| Supplied records |
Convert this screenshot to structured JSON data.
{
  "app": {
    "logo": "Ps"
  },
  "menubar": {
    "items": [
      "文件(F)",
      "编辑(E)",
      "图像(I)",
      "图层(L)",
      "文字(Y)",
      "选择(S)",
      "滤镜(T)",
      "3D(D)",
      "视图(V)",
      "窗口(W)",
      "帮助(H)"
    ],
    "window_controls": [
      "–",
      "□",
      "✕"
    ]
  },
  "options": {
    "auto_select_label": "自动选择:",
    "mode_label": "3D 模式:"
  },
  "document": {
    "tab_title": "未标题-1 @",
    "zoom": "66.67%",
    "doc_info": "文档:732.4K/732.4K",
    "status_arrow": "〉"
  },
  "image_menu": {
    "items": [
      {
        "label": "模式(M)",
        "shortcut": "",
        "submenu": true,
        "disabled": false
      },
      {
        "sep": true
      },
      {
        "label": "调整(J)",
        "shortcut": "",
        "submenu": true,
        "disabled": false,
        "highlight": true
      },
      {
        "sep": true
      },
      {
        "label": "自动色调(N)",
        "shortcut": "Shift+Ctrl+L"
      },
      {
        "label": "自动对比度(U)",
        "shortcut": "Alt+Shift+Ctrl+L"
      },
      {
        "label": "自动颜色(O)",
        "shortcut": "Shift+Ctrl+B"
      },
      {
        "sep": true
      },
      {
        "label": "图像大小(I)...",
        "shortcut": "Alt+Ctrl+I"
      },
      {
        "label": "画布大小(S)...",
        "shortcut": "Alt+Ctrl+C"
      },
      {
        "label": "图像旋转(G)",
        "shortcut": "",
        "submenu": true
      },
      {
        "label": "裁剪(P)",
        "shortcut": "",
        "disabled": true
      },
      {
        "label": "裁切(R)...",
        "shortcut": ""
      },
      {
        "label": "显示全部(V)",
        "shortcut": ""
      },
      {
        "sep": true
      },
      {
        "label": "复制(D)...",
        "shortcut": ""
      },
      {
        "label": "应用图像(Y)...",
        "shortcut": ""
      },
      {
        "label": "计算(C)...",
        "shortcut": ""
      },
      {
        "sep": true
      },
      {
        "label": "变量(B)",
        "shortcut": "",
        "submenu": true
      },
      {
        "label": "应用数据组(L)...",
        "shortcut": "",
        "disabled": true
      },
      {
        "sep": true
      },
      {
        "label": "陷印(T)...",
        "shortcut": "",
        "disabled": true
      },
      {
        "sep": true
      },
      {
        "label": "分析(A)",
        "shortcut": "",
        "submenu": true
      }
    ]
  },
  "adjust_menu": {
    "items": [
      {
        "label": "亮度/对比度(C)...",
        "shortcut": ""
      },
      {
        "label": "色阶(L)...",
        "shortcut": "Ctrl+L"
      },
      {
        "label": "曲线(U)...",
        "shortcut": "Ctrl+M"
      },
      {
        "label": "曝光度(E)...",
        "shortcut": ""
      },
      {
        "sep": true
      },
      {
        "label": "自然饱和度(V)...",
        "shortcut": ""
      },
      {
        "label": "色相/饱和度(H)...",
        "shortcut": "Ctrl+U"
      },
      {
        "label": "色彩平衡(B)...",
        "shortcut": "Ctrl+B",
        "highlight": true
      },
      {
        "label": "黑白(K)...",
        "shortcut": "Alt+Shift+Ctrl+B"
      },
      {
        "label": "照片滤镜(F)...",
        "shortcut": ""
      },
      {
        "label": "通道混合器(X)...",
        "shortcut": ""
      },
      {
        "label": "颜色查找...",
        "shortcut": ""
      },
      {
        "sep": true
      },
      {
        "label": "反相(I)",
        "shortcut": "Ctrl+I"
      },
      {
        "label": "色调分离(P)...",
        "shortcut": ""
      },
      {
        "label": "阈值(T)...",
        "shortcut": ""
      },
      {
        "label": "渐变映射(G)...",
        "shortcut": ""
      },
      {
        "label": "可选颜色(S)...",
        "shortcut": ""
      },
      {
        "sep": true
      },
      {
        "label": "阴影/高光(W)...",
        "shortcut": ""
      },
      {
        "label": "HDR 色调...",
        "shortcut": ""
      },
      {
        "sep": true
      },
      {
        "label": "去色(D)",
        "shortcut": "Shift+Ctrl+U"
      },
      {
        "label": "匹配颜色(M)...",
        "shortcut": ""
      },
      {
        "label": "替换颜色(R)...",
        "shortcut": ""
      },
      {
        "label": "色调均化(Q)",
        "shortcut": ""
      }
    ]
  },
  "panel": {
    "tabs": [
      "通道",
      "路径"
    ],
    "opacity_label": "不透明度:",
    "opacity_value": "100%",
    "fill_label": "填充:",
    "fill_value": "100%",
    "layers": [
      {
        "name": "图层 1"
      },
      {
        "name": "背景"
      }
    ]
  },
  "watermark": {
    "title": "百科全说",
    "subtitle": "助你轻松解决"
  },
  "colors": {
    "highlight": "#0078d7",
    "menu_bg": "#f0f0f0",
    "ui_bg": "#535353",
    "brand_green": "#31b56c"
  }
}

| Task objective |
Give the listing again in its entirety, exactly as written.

| Result of this task |
Convert this screenshot to structured JSON data.
{
  "app": {
    "logo": "Ps"
  },
  "menubar": {
    "items": [
      "文件(F)",
      "编辑(E)",
      "图像(I)",
      "图层(L)",
      "文字(Y)",
      "选择(S)",
      "滤镜(T)",
      "3D(D)",
      "视图(V)",
      "窗口(W)",
      "帮助(H)"
    ],
    "window_controls": [
      "–",
      "□",
      "✕"
    ]
  },
  "options": {
    "auto_select_label": "自动选择:",
    "mode_label": "3D 模式:"
  },
  "document": {
    "tab_title": "未标题-1 @",
    "zoom": "66.67%",
    "doc_info": "文档:732.4K/732.4K",
    "status_arrow": "〉"
  },
  "image_menu": {
    "items": [
      {
        "label": "模式(M)",
        "shortcut": "",
        "submenu": true,
        "disabled": false
      },
      {
        "sep": true
      },
      {
        "label": "调整(J)",
        "shortcut": "",
        "submenu": true,
        "disabled": false,
        "highlight": true
      },
      {
        "sep": true
      },
      {
        "label": "自动色调(N)",
        "shortcut": "Shift+Ctrl+L"
      },
      {
        "label": "自动对比度(U)",
        "shortcut": "Alt+Shift+Ctrl+L"
      },
      {
        "label": "自动颜色(O)",
        "shortcut": "Shift+Ctrl+B"
      },
      {
        "sep": true
      },
      {
        "label": "图像大小(I)...",
        "shortcut": "Alt+Ctrl+I"
      },
      {
        "label": "画布大小(S)...",
        "shortcut": "Alt+Ctrl+C"
      },
      {
        "label": "图像旋转(G)",
        "shortcut": "",
        "submenu": true
      },
      {
        "label": "裁剪(P)",
        "shortcut": "",
        "disabled": true
      },
      {
        "label": "裁切(R)...",
        "shortcut": ""
      },
      {
        "label": "显示全部(V)",
        "shortcut": ""
      },
      {
        "sep": true
      },
      {
        "label": "复制(D)...",
        "shortcut": ""
      },
      {
        "label": "应用图像(Y)...",
        "shortcut": ""
      },
      {
        "label": "计算(C)...",
        "shortcut": ""
      },
      {
        "sep": true
      },
      {
        "label": "变量(B)",
        "shortcut": "",
        "submenu": true
      },
      {
        "label": "应用数据组(L)...",
        "shortcut": "",
        "disabled": true
      },
      {
        "sep": true
      },
      {
        "label": "陷印(T)...",
        "shortcut": "",
        "disabled": true
      },
      {
        "sep": true
      },
      {
        "label": "分析(A)",
        "shortcut": "",
        "submenu": true
      }
    ]
  },
  "adjust_menu": {
    "items": [
      {
        "label": "亮度/对比度(C)...",
        "shortcut": ""
      },
      {
        "label": "色阶(L)...",
        "shortcut": "Ctrl+L"
      },
      {
        "label": "曲线(U)...",
        "shortcut": "Ctrl+M"
      },
      {
        "label": "曝光度(E)...",
        "shortcut": ""
      },
      {
        "sep": true
      },
      {
        "label": "自然饱和度(V)...",
        "shortcut": ""
      },
      {
        "label": "色相/饱和度(H)...",
        "shortcut": "Ctrl+U"
      },
      {
        "label": "色彩平衡(B)...",
        "shortcut": "Ctrl+B",
        "highlight": true
      },
      {
        "label": "黑白(K)...",
        "shortcut": "Alt+Shift+Ctrl+B"
      },
      {
        "label": "照片滤镜(F)...",
        "shortcut": ""
      },
      {
        "label": "通道混合器(X)...",
        "shortcut": ""
      },
      {
        "label": "颜色查找...",
        "shortcut": ""
      },
      {
        "sep": true
      },
      {
        "label": "反相(I)",
        "shortcut": "Ctrl+I"
      },
      {
        "label": "色调分离(P)...",
        "shortcut": ""
      },
      {
        "label": "阈值(T)...",
        "shortcut": ""
      },
      {
        "label": "渐变映射(G)...",
        "shortcut": ""
      },
      {
        "label": "可选颜色(S)...",
        "shortcut": ""
      },
      {
        "sep": true
      },
      {
        "label": "阴影/高光(W)...",
        "shortcut": ""
      },
      {
        "label": "HDR 色调...",
        "shortcut": ""
      },
      {
        "sep": true
      },
      {
        "label": "去色(D)",
        "shortcut": "Shift+Ctrl+U"
      },
      {
        "label": "匹配颜色(M)...",
        "shortcut": ""
      },
      {
        "label": "替换颜色(R)...",
        "shortcut": ""
      },
      {
        "label": "色调均化(Q)",
        "shortcut": ""
      }
    ]
  },
  "panel": {
    "tabs": [
      "通道",
      "路径"
    ],
    "opacity_label": "不透明度:",
    "opacity_value": "100%",
    "fill_label": "填充:",
    "fill_value": "100%",
    "layers": [
      {
        "name": "图层 1"
      },
      {
        "name": "背景"
      }
    ]
  },
  "watermark": {
    "title": "百科全说",
    "subtitle": "助你轻松解决"
  },
  "colors": {
    "highlight": "#0078d7",
    "menu_bg": "#f0f0f0",
    "ui_bg": "#535353",
    "brand_green": "#31b56c"
  }
}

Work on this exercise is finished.